Problem description: The answer should be every line below, retyped exactly.
* * *
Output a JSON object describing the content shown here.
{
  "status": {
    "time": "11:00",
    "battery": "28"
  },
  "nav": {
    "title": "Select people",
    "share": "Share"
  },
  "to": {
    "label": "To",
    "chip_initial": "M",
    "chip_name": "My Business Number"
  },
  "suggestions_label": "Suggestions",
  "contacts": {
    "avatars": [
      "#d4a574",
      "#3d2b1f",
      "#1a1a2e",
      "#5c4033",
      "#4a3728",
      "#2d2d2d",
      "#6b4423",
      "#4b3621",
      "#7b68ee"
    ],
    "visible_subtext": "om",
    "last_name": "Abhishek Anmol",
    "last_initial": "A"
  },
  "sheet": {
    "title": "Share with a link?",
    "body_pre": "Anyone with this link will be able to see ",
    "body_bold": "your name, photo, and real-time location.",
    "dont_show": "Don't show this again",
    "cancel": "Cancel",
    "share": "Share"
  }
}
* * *
Result of the task:
Output a JSON object describing the content shown here.
{
  "status": {
    "time": "11:00",
    "battery": "28"
  },
  "nav": {
    "title": "Select people",
    "share": "Share"
  },
  "to": {
    "label": "To",
    "chip_initial": "M",
    "chip_name": "My Business Number"
  },
  "suggestions_label": "Suggestions",
  "contacts": {
    "avatars": [
      "#d4a574",
      "#3d2b1f",
      "#1a1a2e",
      "#5c4033",
      "#4a3728",
      "#2d2d2d",
      "#6b4423",
      "#4b3621",
      "#7b68ee"
    ],
    "visible_subtext": "om",
    "last_name": "Abhishek Anmol",
    "last_initial": "A"
  },
  "sheet": {
    "title": "Share with a link?",
    "body_pre": "Anyone with this link will be able to see ",
    "body_bold": "your name, photo, and real-time location.",
    "dont_show": "Don't show this again",
    "cancel": "Cancel",
    "share": "Share"
  }
}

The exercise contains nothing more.